- If you want to slow the reaction that causes you to cry when chopping an onion, stick it in the freezer for five minutes and get it cold first.
- Remember, the “miracle compound” allicin is created by a chemical reaction that only starts when you chop or crush your alliums—so to maximize the amount of allicin, you have to allow that reaction to finish. How? You CHOP and then you STOP for ten minutes before cooking.
- Raw garlic can fight the common cold (and this conclusion is supported by a placebo-controlled study)! At the first sign of a sore throat, cut 2-4 cloves of garlic into pill-sized pieces, then wait 10 minutes (for the allicin) and swallow the pieces whole. Do this daily until the cold is gone and it will probably be gone a lot faster!
The Blue Zones American Kitchen is available now! If you haven’t ordered your copy yet, you can do so from any retailer where books are sold. Each week, we’re celebrating some of the incredible chefs who have shared their brilliance with us in this lost American Diet of Longevity.
Tess Villegas-Rumley is the chef and owner of Barefoot Zone in Kona, Hawaii. She’s here to transform lives through food by teaching others to eat healthy—all in the aloha spirit.
What does that mean? Among other things, it means that her dishes are 100% plant-based, and she offers weekly Facebook and Instagram live cooking shows as full of energy as they are good flavors.
She shared her recipes for Hawaiian Fern Salad and Hawaiian Fresh Fruit Tacos with me in The Blue Zones American Kitchen.
My friend Toni from Plant-Based on a Budget has a new cookbook out now called Plant-Based on a Budget: Quick & Easy and it’s a wonderful kitchen staple for anyone with limited time and money who’s trying to eat well. Today she’s sharing one of her upcoming recipes with us that I highly suggest you check out!
Cinnamon Spiced Nuts
1 1/2 cups your choice raw nuts (pecans, almonds, walnuts, etc.)
1 1/2 tablespoons maple syrup
1 teaspoon ground cinnamon
Preheat the oven to 300 degrees. Line a rimmed baking sheet with parchment paper or a silicone mat.
In a medium bowl, stir together the nuts, maple syrup, and cinnamon until thoroughly combined.

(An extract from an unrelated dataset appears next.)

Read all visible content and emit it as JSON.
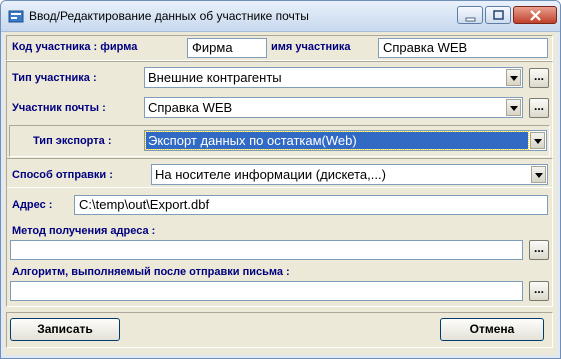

Spread out the nuts in a single layer on the prepared baking sheet. Bake for 10 minutes, or until lightly browned. Let the nuts cool on the baking sheet.
Store in an airtight container at room temperature for up to 1 month.